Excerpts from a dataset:
*-*-*
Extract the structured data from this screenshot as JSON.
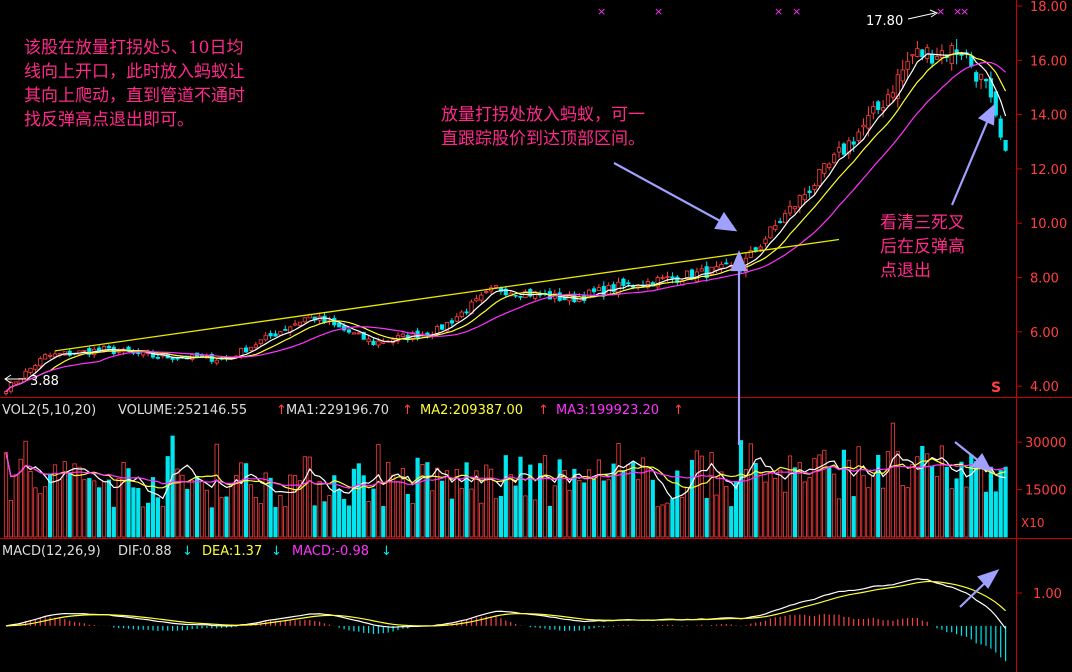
{
  "price_panel": {
    "y_ticks": [
      "18.00",
      "16.00",
      "14.00",
      "12.00",
      "10.00",
      "8.00",
      "6.00",
      "4.00"
    ],
    "high_label": "17.80",
    "low_label": "3.88",
    "s_mark": "S"
  },
  "volume_panel": {
    "indicator_label": "VOL2(5,10,20)",
    "volume_label": "VOLUME:252146.55",
    "ma1_label": "MA1:229196.70",
    "ma2_label": "MA2:209387.00",
    "ma3_label": "MA3:199923.20",
    "y_ticks": [
      "30000",
      "15000"
    ],
    "multiplier": "X10"
  },
  "macd_panel": {
    "indicator_label": "MACD(12,26,9)",
    "dif_label": "DIF:0.88",
    "dea_label": "DEA:1.37",
    "macd_label": "MACD:-0.98",
    "y_tick": "1.00"
  },
  "annotations": {
    "left_note": "该股在放量打拐处5、10日均\n线向上开口，此时放入蚂蚁让\n其向上爬动，直到管道不通时\n找反弹高点退出即可。",
    "middle_note": "放量打拐处放入蚂蚁，可一\n直跟踪股价到达顶部区间。",
    "right_note": "看清三死叉\n后在反弹高\n点退出"
  },
  "colors": {
    "up": "#ff4040",
    "down": "#00e5ee",
    "ma_white": "#ffffff",
    "ma_yellow": "#ffff33",
    "ma_magenta": "#ff33ff",
    "annotation": "#ff2a8a",
    "arrow": "#9999ff",
    "axis": "#cc0000"
  },
  "chart_data": {
    "type": "candlestick",
    "title": "",
    "price": {
      "ylim": [
        3.6,
        18.0
      ],
      "high": 17.8,
      "low": 3.88,
      "keypoints": [
        [
          0,
          3.9
        ],
        [
          8,
          5.1
        ],
        [
          20,
          5.35
        ],
        [
          30,
          5.1
        ],
        [
          45,
          5.0
        ],
        [
          62,
          6.6
        ],
        [
          75,
          5.6
        ],
        [
          88,
          6.05
        ],
        [
          100,
          7.6
        ],
        [
          115,
          7.2
        ],
        [
          125,
          7.65
        ],
        [
          140,
          8.1
        ],
        [
          150,
          8.4
        ],
        [
          158,
          10.1
        ],
        [
          168,
          12.1
        ],
        [
          178,
          14.2
        ],
        [
          185,
          16.2
        ],
        [
          195,
          16.4
        ],
        [
          200,
          15.0
        ],
        [
          204,
          12.4
        ]
      ],
      "trendline": {
        "from": [
          10,
          5.3
        ],
        "to": [
          170,
          9.4
        ]
      }
    },
    "volume": {
      "ylim": [
        0,
        37000
      ],
      "ticks": [
        30000,
        15000
      ],
      "multiplier": "X10"
    },
    "macd": {
      "ylim": [
        -1.4,
        2.0
      ],
      "dif": 0.88,
      "dea": 1.37,
      "macd": -0.98
    }
  }
}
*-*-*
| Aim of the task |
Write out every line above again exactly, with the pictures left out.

| Solved problem |
Extract the structured data from this screenshot as JSON.
{
  "price_panel": {
    "y_ticks": [
      "18.00",
      "16.00",
      "14.00",
      "12.00",
      "10.00",
      "8.00",
      "6.00",
      "4.00"
    ],
    "high_label": "17.80",
    "low_label": "3.88",
    "s_mark": "S"
  },
  "volume_panel": {
    "indicator_label": "VOL2(5,10,20)",
    "volume_label": "VOLUME:252146.55",
    "ma1_label": "MA1:229196.70",
    "ma2_label": "MA2:209387.00",
    "ma3_label": "MA3:199923.20",
    "y_ticks": [
      "30000",
      "15000"
    ],
    "multiplier": "X10"
  },
  "macd_panel": {
    "indicator_label": "MACD(12,26,9)",
    "dif_label": "DIF:0.88",
    "dea_label": "DEA:1.37",
    "macd_label": "MACD:-0.98",
    "y_tick": "1.00"
  },
  "annotations": {
    "left_note": "该股在放量打拐处5、10日均\n线向上开口，此时放入蚂蚁让\n其向上爬动，直到管道不通时\n找反弹高点退出即可。",
    "middle_note": "放量打拐处放入蚂蚁，可一\n直跟踪股价到达顶部区间。",
    "right_note": "看清三死叉\n后在反弹高\n点退出"
  },
  "colors": {
    "up": "#ff4040",
    "down": "#00e5ee",
    "ma_white": "#ffffff",
    "ma_yellow": "#ffff33",
    "ma_magenta": "#ff33ff",
    "annotation": "#ff2a8a",
    "arrow": "#9999ff",
    "axis": "#cc0000"
  },
  "chart_data": {
    "type": "candlestick",
    "title": "",
    "price": {
      "ylim": [
        3.6,
        18.0
      ],
      "high": 17.8,
      "low": 3.88,
      "keypoints": [
        [
          0,
          3.9
        ],
        [
          8,
          5.1
        ],
        [
          20,
          5.35
        ],
        [
          30,
          5.1
        ],
        [
          45,
          5.0
        ],
        [
          62,
          6.6
        ],
        [
          75,
          5.6
        ],
        [
          88,
          6.05
        ],
        [
          100,
          7.6
        ],
        [
          115,
          7.2
        ],
        [
          125,
          7.65
        ],
        [
          140,
          8.1
        ],
        [
          150,
          8.4
        ],
        [
          158,
          10.1
        ],
        [
          168,
          12.1
        ],
        [
          178,
          14.2
        ],
        [
          185,
          16.2
        ],
        [
          195,
          16.4
        ],
        [
          200,
          15.0
        ],
        [
          204,
          12.4
        ]
      ],
      "trendline": {
        "from": [
          10,
          5.3
        ],
        "to": [
          170,
          9.4
        ]
      }
    },
    "volume": {
      "ylim": [
        0,
        37000
      ],
      "ticks": [
        30000,
        15000
      ],
      "multiplier": "X10"
    },
    "macd": {
      "ylim": [
        -1.4,
        2.0
      ],
      "dif": 0.88,
      "dea": 1.37,
      "macd": -0.98
    }
  }
}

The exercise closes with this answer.